Jancsó explores systems of torture in his political drama, The Round-Up (1966)
"The regime is pitiless. It seeks the outlaws and highwaymen everywhere. They are the last vestige of active resistance. They are criminals in the eyes of officials, they are freedom fighters in folk songs."
These words, which play over a gallery of illustrations - sheathed blades, cocked revolvers, cannons and gallows - at the beginning of Miklós Jancsó The Round-Up, provide the sharpest and most explicitly stated insight into the filmmaker's thematic focus. His films (especially 1968's The Red And The White and 1972's Red Psalm) portray constant shifts in power between opposing political factions, with the camera lucidly moving across both sides of the conflict. His war-torn landscapes are formidable, dwarfing those who roam them, and they often bear witness to acts of cold, random violence. His protagonists are vagabond types, fighting for a cause, but it's unusual that they will succeed against the bureaucratic forces. An alternative title for this film is The Hopeless Ones, and perhaps it too proves fitting as a label, for hope is not visible on the scorched political plains of Jancsó's Hungary.
Set in 1869, the film picks up at a Hungarian detention centre where prisoner Gajdar János (János Görbe) is coerced into aiding his captors identify Sándor Rózsa's remaining guerilla troops, who are holed up at the same location. What follows is a sort of satire, poking fun at the ridiculous nature of political torture, which results in as many lies as it endeavors to find answers to. The smart screenplay, once again authored by Gyula Hernádi, underlines the point that people will say anything when a rope is put around their neck, and therefore the validity of these methods is put under scrutiny. The genius of the screenplay, however, is that it makes this point without fastening it to 1869 which, as Jancsó points out in the accompanying notes, could double for 1956; viewers may even find a reading about the Iraq conflict within the peeling interiors of this prison camp. This is a drama of futility, and one which isn't afraid to take risks - Gajdar is murdered by a prison mob just after the halfway point, and the remainder of the film focuses on the search for his killer, in which authorities use the exact same means for which he was brought to death.

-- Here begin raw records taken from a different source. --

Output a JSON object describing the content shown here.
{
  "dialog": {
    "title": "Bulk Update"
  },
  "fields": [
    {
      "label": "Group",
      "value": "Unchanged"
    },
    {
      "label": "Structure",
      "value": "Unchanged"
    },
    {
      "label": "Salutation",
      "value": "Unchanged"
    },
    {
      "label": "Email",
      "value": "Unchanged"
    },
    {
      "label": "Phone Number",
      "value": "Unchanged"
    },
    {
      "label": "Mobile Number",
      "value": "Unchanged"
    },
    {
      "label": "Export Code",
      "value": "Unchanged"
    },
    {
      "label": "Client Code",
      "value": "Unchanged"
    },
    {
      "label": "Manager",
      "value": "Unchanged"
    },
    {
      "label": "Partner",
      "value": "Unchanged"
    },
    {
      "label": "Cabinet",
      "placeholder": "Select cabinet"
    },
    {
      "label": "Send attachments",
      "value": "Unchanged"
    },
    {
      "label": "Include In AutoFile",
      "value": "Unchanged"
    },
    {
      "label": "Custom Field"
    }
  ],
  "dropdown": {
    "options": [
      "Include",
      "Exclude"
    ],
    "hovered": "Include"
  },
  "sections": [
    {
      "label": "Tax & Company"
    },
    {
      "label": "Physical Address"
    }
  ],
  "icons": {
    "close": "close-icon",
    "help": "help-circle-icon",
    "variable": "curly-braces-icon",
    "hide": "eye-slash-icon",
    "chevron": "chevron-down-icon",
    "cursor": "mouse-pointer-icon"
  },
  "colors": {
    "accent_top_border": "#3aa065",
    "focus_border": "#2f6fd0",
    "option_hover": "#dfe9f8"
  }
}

Finally, it's interesting to note The Round-Up for its influence on Once Upon A Time In The West. Jancsó and Leone shared an incredible command of the Cinemascope lens, filling the widescreen frame with images few directors could even imagine. It's also obvious, contrasting the two films, that they both preferred to shoot houses from the extreme right or left of the frame, with the camera peeking out from their corners to observe the wealth of the landscape. In her S&S notes (included with the release of My Way Home, 1965) Penelope Houston also draws comparison between Jancsó and Ichikawa Kon, director of The Burmese Harp (1958). It's remarkable at this point in his career that Jancsó could sit so comfortably in such lofty company. But studying his earliest masterpiece, it's also easy to see why.
Another flawless restoration job from Second Run, who really put a lot of care into their transfers. The accompanying booklet, authored by John Cunningham (Hungarian Cinema: From Coffee House To Multiplex, 2004), provides a mini biography and career overview for Jancsó, and also a deeper contextual examination of The Round-Up, considering especially its political relation to post-1956 Hungary. On the disc there's a 19-minute interview with Jancsó, who discusses the film with fondness and intelligence. It proves quite revealing, which is perhaps unsurprising when we consider that it was shot by his sons. A solid package.
The Round-Up is released as part of the Miklós Jancsó Collection, on shelves Monday November 21st.